Most of us have heard of worm bins (or vermicomposting bins), but what is a worm bed? Why would a gardener want one? And how do you build one?
Worm beds are basically garden beds that you devote solely to feeding and raising worms. They can either be for earthworms or, even better, for red wigglers. There are a few differences between a worm bed and a regular garden bed, and we'll get into those in a second.
Why Start a Worm Bed?

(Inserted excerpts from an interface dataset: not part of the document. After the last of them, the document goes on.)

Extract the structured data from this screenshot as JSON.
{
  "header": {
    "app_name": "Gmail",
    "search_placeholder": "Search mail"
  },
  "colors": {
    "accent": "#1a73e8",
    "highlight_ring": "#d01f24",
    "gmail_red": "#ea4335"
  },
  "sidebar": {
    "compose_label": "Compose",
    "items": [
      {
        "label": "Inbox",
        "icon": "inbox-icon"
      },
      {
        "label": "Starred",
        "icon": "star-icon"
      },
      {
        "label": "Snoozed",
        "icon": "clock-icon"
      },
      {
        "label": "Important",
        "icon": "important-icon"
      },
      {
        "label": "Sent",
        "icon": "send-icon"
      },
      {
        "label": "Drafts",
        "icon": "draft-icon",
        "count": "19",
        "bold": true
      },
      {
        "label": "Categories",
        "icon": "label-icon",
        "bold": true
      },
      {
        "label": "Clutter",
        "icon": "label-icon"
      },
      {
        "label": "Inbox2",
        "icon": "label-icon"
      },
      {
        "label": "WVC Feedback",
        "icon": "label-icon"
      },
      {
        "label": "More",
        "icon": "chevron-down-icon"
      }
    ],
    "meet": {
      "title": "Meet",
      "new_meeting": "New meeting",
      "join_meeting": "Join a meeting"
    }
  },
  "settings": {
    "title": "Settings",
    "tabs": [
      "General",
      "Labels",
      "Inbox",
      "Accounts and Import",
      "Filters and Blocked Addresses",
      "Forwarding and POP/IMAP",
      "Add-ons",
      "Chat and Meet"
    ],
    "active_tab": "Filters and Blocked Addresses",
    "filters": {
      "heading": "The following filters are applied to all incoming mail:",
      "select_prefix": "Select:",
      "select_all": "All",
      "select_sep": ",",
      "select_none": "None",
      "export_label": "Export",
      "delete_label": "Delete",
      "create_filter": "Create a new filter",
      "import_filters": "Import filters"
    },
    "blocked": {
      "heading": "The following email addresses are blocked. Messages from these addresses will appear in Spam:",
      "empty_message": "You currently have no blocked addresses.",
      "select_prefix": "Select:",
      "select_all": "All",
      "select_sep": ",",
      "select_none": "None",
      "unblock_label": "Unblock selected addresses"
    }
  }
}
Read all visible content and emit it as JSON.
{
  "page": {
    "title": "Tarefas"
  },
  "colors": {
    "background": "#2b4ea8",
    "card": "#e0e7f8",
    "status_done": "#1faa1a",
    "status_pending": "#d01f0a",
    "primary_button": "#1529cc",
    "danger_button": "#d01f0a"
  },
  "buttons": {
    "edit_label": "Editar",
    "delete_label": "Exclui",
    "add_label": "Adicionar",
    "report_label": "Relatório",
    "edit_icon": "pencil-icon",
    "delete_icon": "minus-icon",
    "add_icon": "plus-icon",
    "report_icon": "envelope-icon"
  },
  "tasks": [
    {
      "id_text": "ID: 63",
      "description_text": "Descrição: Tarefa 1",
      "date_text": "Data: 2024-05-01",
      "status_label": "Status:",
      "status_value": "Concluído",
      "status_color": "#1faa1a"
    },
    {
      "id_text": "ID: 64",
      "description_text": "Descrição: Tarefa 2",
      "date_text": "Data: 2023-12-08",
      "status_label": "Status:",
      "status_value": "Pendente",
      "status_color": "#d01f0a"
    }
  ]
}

A worm bed is a good option if you have the space and want to try to compost more of your garden and kitchen waste. If you've found that traditional worm bins are just too small for your needs, or you dislike how fussy they can be, worm beds might be a better option. Finally, you can have a LOT of worms doing your composting for you; instead of a few hundred, you can literally have thousands of them as they reproduce and keep breaking down your kitchen scraps.
Which leads us to the second reason to start a worm bed: breeding and selling composting worms. As vermicomposting has become more popular, there is more demand for worms. It's easier to set up a worm bed or two outdoors for this purpose, especially if your indoor space is limited.
How to Build a Worm Bed
While you can just build a regular raised bed out of wood for your worm bed, there are a couple of things to keep in mind.
The first is that no matter how you build your bed, it should be in a spot that's shaded for most of the day. The sun will dry out your bedding and make it too warm, especially in the heat of summer. If you don't have a shady spot, consider installing a frame to drape shade cloth over, or make a small shade screen from lattice.
Your worm bed will work even better if you dig it into the ground, rather than making a raised bed. Simply dig a pit, line the sides with boards, bricks, or cinder blocks (to keep roots from surrounding plants out of your worm bed) and line the bottom with a layer of corrugated cardboard. If you're raising red wigglers, they won't bother digging down into the soil -- they prefer to be in decaying organic matter, such as the stuff you'll be filling your bed with. If you're raising earthworms, then the worms will move back and forth between the soil and your bed. If you want to keep the worms in your bed, consider lining the interior of your worm bed pit with landscape cloth.
The worm bed can be any size you'd like, depending on why you're building it and how much space you have available.
Getting Worms, and Caring for Your Worm Bed
You can order red wigglers from many sources online, simply search for "red wigglers" or "composting worms." It's best to order your worms in spring, after the too-cold temperatures of winter and the too-hot temps of summer, either of which can kill your worms in transit.
To maintain your worm bed, simply set it up the same way you would a regular worm bin, just on a larger scale.
Shred a bunch of newspaper to use as bedding, moisten it, and layer it into the worm bed. Add your worms, then start adding your food scraps. Keep it moist, but not too wet, and add food regularly. In time, your worms will start reproducing, and you'll have an army of worms working on your behalf.